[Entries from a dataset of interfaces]
----------------

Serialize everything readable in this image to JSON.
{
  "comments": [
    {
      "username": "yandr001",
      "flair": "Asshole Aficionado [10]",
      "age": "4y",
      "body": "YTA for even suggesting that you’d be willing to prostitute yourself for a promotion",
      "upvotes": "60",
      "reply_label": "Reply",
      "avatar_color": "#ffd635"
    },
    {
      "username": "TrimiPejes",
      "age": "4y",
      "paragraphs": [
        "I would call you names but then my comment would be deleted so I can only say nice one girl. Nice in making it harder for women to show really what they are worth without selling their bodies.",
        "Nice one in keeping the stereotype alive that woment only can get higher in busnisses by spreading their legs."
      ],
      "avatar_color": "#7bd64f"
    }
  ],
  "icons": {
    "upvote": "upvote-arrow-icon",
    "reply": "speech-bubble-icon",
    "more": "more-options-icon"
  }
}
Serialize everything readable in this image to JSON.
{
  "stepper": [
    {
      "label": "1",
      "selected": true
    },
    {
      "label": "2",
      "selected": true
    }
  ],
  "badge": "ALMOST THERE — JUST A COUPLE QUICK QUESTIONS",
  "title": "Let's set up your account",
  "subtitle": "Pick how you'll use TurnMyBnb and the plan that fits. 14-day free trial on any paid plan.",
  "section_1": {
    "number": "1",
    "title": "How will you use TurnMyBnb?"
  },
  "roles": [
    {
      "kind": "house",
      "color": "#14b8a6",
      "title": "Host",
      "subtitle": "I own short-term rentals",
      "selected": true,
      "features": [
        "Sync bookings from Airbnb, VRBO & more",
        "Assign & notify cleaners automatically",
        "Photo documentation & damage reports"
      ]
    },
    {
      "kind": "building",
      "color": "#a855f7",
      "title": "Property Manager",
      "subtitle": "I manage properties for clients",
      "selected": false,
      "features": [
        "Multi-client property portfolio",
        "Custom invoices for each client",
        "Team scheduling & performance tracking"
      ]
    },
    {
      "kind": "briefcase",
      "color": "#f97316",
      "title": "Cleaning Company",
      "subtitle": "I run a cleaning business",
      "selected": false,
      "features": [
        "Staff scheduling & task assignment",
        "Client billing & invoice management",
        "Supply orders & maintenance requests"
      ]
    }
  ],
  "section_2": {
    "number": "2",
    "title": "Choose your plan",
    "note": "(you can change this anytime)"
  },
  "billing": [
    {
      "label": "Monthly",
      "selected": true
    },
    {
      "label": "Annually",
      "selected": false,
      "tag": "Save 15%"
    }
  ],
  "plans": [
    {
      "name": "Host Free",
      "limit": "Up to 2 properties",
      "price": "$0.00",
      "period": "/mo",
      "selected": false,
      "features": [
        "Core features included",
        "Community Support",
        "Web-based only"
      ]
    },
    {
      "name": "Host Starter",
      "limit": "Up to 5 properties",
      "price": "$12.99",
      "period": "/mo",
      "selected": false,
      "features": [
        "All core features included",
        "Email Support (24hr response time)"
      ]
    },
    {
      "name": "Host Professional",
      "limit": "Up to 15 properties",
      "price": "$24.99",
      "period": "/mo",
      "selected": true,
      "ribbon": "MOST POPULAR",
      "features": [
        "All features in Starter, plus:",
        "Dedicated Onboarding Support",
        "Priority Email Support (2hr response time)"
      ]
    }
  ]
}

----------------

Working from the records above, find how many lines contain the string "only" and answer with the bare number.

= RESPONSE TO THE TASK =
3